Component data from apps and pages
※ ※ ※
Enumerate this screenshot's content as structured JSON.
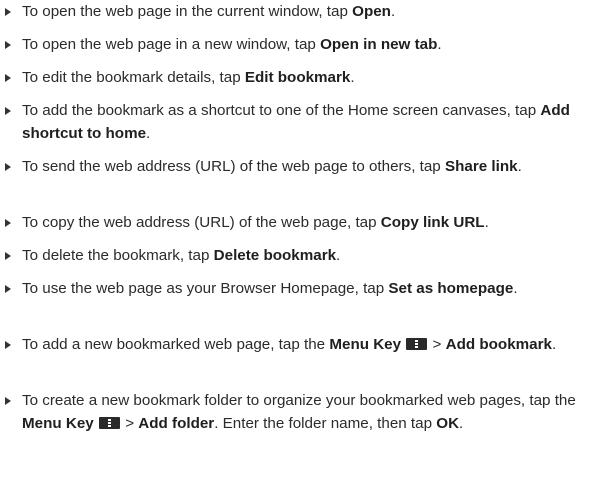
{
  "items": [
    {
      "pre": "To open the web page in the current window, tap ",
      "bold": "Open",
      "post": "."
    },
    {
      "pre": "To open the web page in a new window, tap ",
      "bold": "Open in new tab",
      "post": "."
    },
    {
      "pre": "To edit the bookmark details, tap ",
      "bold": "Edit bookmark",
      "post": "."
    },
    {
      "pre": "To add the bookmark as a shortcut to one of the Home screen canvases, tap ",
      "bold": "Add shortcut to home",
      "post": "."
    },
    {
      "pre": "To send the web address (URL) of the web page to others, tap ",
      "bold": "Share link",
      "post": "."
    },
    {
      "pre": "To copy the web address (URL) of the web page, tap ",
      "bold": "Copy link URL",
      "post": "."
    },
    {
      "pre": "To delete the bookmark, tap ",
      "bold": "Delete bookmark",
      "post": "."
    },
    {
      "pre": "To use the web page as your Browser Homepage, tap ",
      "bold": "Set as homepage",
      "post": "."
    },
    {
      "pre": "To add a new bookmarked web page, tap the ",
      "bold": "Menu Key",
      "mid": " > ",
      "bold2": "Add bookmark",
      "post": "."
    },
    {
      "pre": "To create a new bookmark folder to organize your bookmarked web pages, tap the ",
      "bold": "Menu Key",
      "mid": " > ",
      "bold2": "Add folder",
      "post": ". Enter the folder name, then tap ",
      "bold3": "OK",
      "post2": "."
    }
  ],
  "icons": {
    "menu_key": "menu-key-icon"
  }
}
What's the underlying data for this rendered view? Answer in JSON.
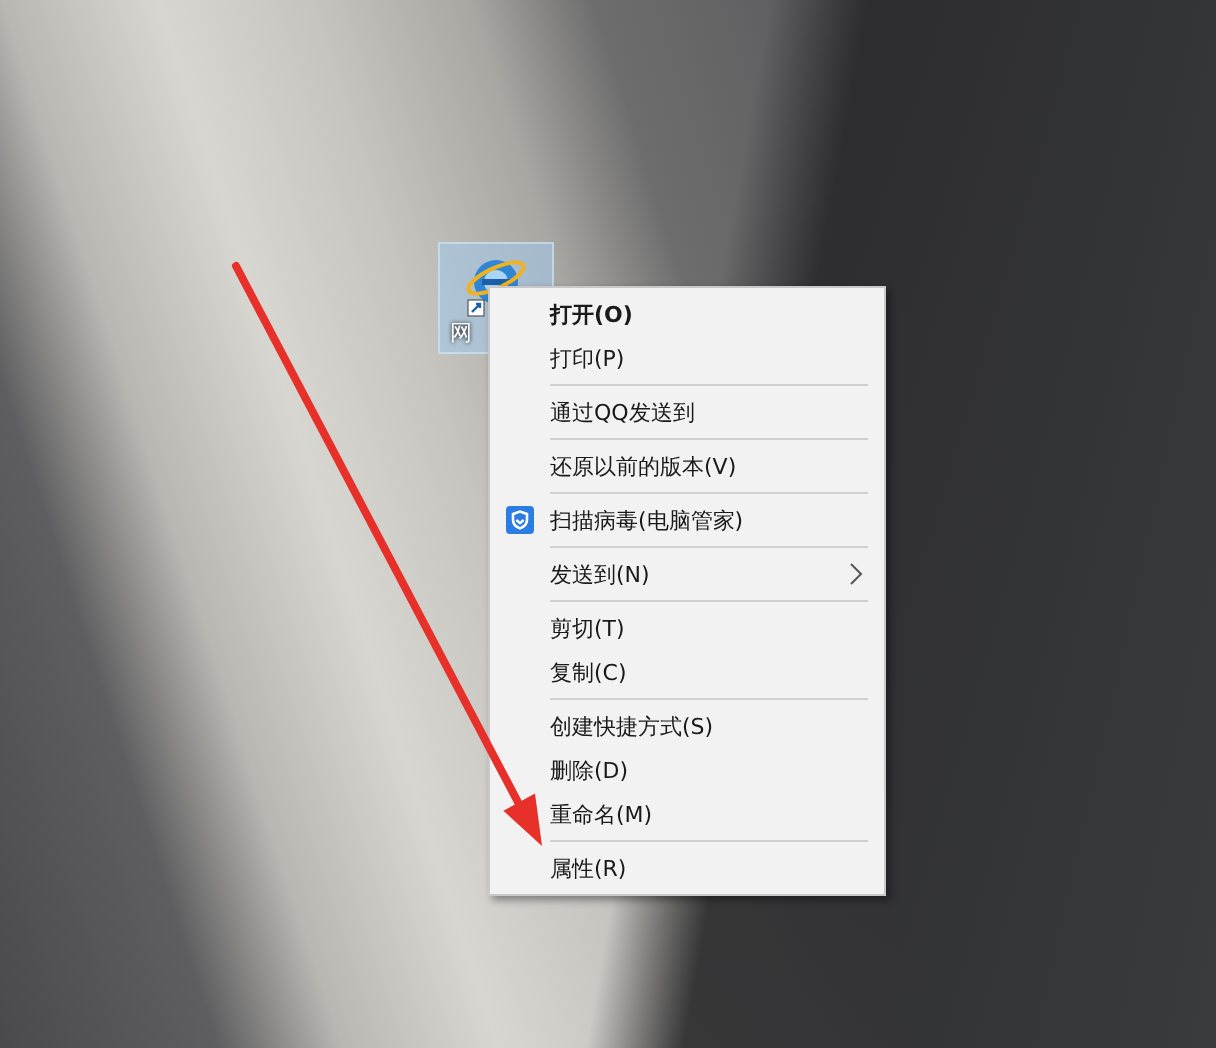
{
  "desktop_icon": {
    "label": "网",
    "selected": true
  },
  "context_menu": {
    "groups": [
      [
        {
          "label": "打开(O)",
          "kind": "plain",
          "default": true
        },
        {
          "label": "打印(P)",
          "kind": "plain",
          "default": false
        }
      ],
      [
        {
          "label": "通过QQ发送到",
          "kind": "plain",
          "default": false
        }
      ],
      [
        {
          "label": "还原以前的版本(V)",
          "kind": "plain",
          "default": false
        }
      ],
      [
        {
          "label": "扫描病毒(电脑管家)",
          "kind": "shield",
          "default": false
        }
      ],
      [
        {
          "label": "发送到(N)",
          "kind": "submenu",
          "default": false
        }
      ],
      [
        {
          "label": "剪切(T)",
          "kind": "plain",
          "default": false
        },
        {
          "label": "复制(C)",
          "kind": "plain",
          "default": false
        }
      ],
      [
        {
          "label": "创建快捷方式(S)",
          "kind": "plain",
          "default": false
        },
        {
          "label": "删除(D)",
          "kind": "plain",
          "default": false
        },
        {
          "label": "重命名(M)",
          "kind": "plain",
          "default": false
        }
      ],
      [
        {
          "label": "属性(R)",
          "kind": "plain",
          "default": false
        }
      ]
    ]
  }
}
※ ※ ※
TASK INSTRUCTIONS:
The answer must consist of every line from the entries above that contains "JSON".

ANSWER FOR THE TASK:
Enumerate this screenshot's content as structured JSON.
What's the underlying data for this rendered view? Answer in JSON.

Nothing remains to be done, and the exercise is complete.